Ann Thorac Med 2010 Jan;5(1):5-9
King Specialist Hospital and Research Center, Riyadh 11211, Saudi Arabia.

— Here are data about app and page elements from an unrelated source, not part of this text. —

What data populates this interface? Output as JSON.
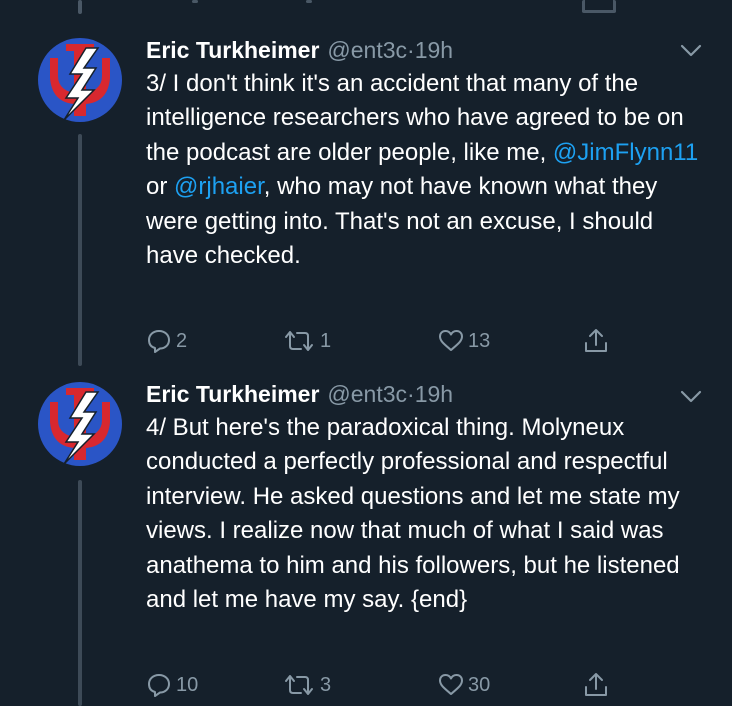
{
  "tweets": [
    {
      "author_name": "Eric Turkheimer",
      "handle": "@ent3c",
      "separator": "·",
      "time": "19h",
      "text_parts": [
        "3/ I don't think it's an accident that many of the intelligence researchers who have agreed to be on the podcast are older people, like me, ",
        "@JimFlynn11",
        " or ",
        "@rjhaier",
        ", who may not have known what they were getting into. That's not an excuse, I should have checked."
      ],
      "replies": "2",
      "retweets": "1",
      "likes": "13"
    },
    {
      "author_name": "Eric Turkheimer",
      "handle": "@ent3c",
      "separator": "·",
      "time": "19h",
      "text": "4/ But here's the paradoxical thing. Molyneux conducted a perfectly professional and respectful interview. He asked questions and let me state my views. I realize now that much of what I said was anathema to him and his followers, but he listened and let me have my say. {end}",
      "replies": "10",
      "retweets": "3",
      "likes": "30"
    }
  ],
  "icons": {
    "avatar": "grateful-dead-psi-lightning-icon",
    "reply": "reply-icon",
    "retweet": "retweet-icon",
    "like": "heart-icon",
    "share": "share-icon",
    "menu": "chevron-down-icon"
  },
  "colors": {
    "background": "#15202b",
    "text": "#ffffff",
    "muted": "#8899a6",
    "mention": "#1da1f2",
    "avatar_blue": "#2a55c6",
    "avatar_red": "#d8282f"
  }
}
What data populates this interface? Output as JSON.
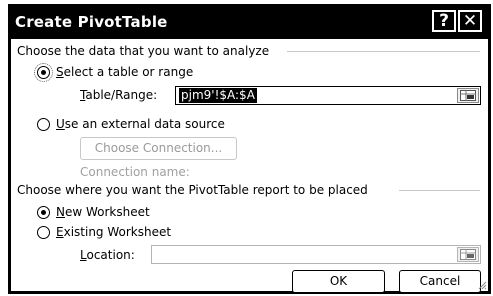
{
  "window": {
    "title": "Create PivotTable",
    "help_glyph": "?",
    "close_glyph": "✕"
  },
  "source_group": {
    "header": "Choose the data that you want to analyze",
    "select_range": {
      "label_ul": "S",
      "label_rest": "elect a table or range",
      "checked": true
    },
    "table_range": {
      "label_ul": "T",
      "label_rest": "able/Range:",
      "value": "pjm9'!$A:$A"
    },
    "external": {
      "label_ul": "U",
      "label_rest": "se an external data source",
      "checked": false
    },
    "choose_connection_label": "Choose Connection...",
    "connection_name_label": "Connection name:"
  },
  "placement_group": {
    "header": "Choose where you want the PivotTable report to be placed",
    "new_worksheet": {
      "label_ul": "N",
      "label_rest": "ew Worksheet",
      "checked": true
    },
    "existing_worksheet": {
      "label_ul": "E",
      "label_rest": "xisting Worksheet",
      "checked": false
    },
    "location": {
      "label_ul": "L",
      "label_rest": "ocation:",
      "value": ""
    }
  },
  "buttons": {
    "ok": "OK",
    "cancel": "Cancel"
  },
  "icons": {
    "range_picker": "range-picker-icon",
    "resize_grip": "resize-grip-icon"
  }
}
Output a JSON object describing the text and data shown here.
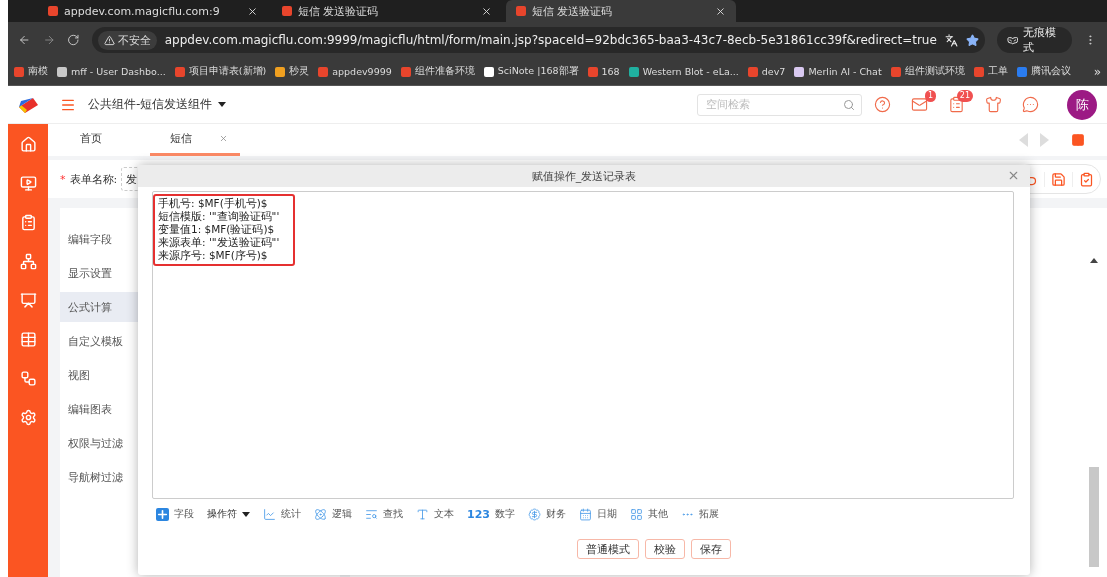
{
  "browser": {
    "tabs": [
      {
        "title": "appdev.com.magicflu.com:9",
        "selected": false
      },
      {
        "title": "短信 发送验证码",
        "selected": false
      },
      {
        "title": "短信 发送验证码",
        "selected": true
      }
    ],
    "address": {
      "security": "不安全",
      "url": "appdev.com.magicflu.com:9999/magicflu/html/form/main.jsp?spaceId=92bdc365-baa3-43c7-8ecb-5e31861cc39f&redirect=true"
    },
    "incognito": "无痕模式",
    "bookmarks": [
      {
        "label": "南模",
        "color": "#e8452c"
      },
      {
        "label": "mff - User Dashbo...",
        "color": "#c8c8c8"
      },
      {
        "label": "项目申请表(新增)",
        "color": "#e8452c"
      },
      {
        "label": "秒灵",
        "color": "#f0a020"
      },
      {
        "label": "appdev9999",
        "color": "#e8452c"
      },
      {
        "label": "组件准备环境",
        "color": "#e8452c"
      },
      {
        "label": "SciNote |168部署",
        "color": "#ffffff"
      },
      {
        "label": "168",
        "color": "#e8452c"
      },
      {
        "label": "Western Blot - eLa...",
        "color": "#20b0a0"
      },
      {
        "label": "dev7",
        "color": "#e8452c"
      },
      {
        "label": "Merlin AI - Chat",
        "color": "#d8c8f0"
      },
      {
        "label": "组件测试环境",
        "color": "#e8452c"
      },
      {
        "label": "工单",
        "color": "#e8452c"
      },
      {
        "label": "腾讯会议",
        "color": "#2a7cf0"
      }
    ],
    "bookmarks_more": "»"
  },
  "app": {
    "space": "公共组件-短信发送组件",
    "search": {
      "placeholder": "空间检索"
    },
    "header_icons": [
      {
        "kind": "help"
      },
      {
        "kind": "mail",
        "badge": "1"
      },
      {
        "kind": "tasks",
        "badge": "21"
      },
      {
        "kind": "skin"
      },
      {
        "kind": "more"
      }
    ],
    "avatar": "陈",
    "page_tabs": [
      {
        "label": "首页",
        "selected": false,
        "closable": false
      },
      {
        "label": "短信",
        "selected": true,
        "closable": true
      }
    ],
    "form_name": {
      "required_mark": "*",
      "label": "表单名称:",
      "value": "发"
    },
    "menu": [
      {
        "label": "编辑字段",
        "selected": false
      },
      {
        "label": "显示设置",
        "selected": false
      },
      {
        "label": "公式计算",
        "selected": true
      },
      {
        "label": "自定义模板",
        "selected": false
      },
      {
        "label": "视图",
        "selected": false
      },
      {
        "label": "编辑图表",
        "selected": false
      },
      {
        "label": "权限与过滤",
        "selected": false
      },
      {
        "label": "导航树过滤",
        "selected": false
      }
    ]
  },
  "dialog": {
    "title": "赋值操作_发送记录表",
    "formula": [
      "手机号: $MF(手机号)$",
      "短信模版: '\"查询验证码\"'",
      "变量值1: $MF(验证码)$",
      "来源表单: '\"发送验证码\"'",
      "来源序号: $MF(序号)$"
    ],
    "toolbar": [
      {
        "kind": "field",
        "label": "字段"
      },
      {
        "kind": "operator",
        "label": "操作符"
      },
      {
        "kind": "stats",
        "label": "统计"
      },
      {
        "kind": "logic",
        "label": "逻辑"
      },
      {
        "kind": "lookup",
        "label": "查找"
      },
      {
        "kind": "text",
        "label": "文本"
      },
      {
        "kind": "number",
        "glyph": "123",
        "label": "数字"
      },
      {
        "kind": "finance",
        "label": "财务"
      },
      {
        "kind": "date",
        "label": "日期"
      },
      {
        "kind": "other",
        "label": "其他"
      },
      {
        "kind": "extend",
        "label": "拓展"
      }
    ],
    "buttons": [
      "普通模式",
      "校验",
      "保存"
    ]
  }
}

Portopulmoanry hypertension (POPH) is a form of pulmonary arterial hypertension (PAH) associated with portal hypertension with or without underlying chronic liver disease. POPH is increasingly recognized and recent evidence suggests that it is one of the leading causes of PAH. The pathophysiology of POPH is poorly understood although the pathological changes in pulmonary vasculature in advanced POPH are similar to those seen in idiopathic pulmonary hypertension. The prognosis in patients with liver disease who also suffer from significant POPH is considered to be poor. Higher degree of pulmonary artery pressure (PAP) may preclude a patient from liver transplant as mortality in these patients is high. The treatment with vasodilator therapy has shown to improve both hemodynamics and clinical outcome in POPH in retrospective studies and in some case series. The aim of medical management is to bring PAP <35 mmHg that may make a patient with POPH and advanced liver disease eligible for liver transplant, which otherwise would have been denied because of high PAP.